- Opening Delimiter -

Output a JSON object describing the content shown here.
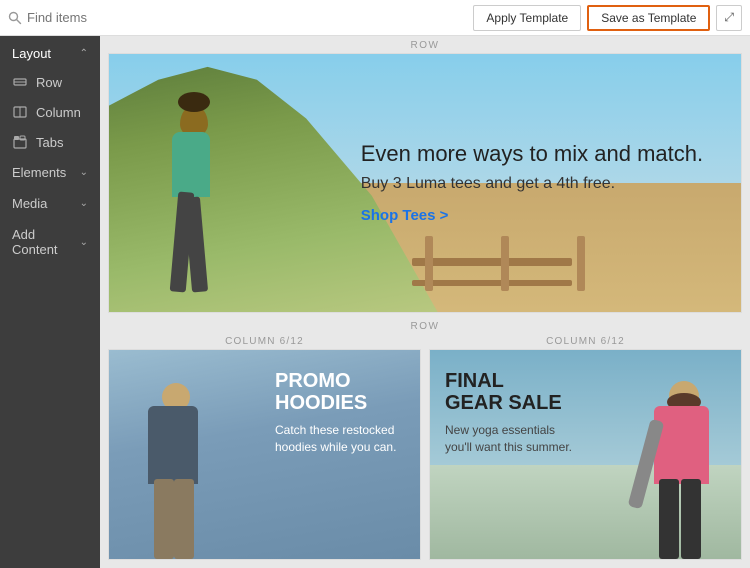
{
  "topbar": {
    "search_placeholder": "Find items",
    "apply_button": "Apply Template",
    "save_button": "Save as Template",
    "expand_icon": "⤢"
  },
  "sidebar": {
    "layout_label": "Layout",
    "items": [
      {
        "id": "row",
        "label": "Row",
        "icon": "row"
      },
      {
        "id": "column",
        "label": "Column",
        "icon": "column"
      },
      {
        "id": "tabs",
        "label": "Tabs",
        "icon": "tabs"
      }
    ],
    "sections": [
      {
        "id": "elements",
        "label": "Elements"
      },
      {
        "id": "media",
        "label": "Media"
      },
      {
        "id": "add-content",
        "label": "Add Content"
      }
    ]
  },
  "canvas": {
    "row_label": "ROW",
    "bottom_row_label": "ROW",
    "col1_label": "COLUMN 6/12",
    "col2_label": "COLUMN 6/12",
    "hero": {
      "headline": "Even more ways to mix and match.",
      "subtext": "Buy 3 Luma tees and get a 4th free.",
      "link_text": "Shop Tees >"
    },
    "panel1": {
      "title_line1": "PROMO",
      "title_line2": "HOODIES",
      "subtitle": "Catch these restocked hoodies while you can."
    },
    "panel2": {
      "title_line1": "FINAL",
      "title_line2": "GEAR SALE",
      "subtitle": "New yoga essentials you'll want this summer."
    }
  }
}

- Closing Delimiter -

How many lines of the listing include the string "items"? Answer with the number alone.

→ FINISHED TASK
2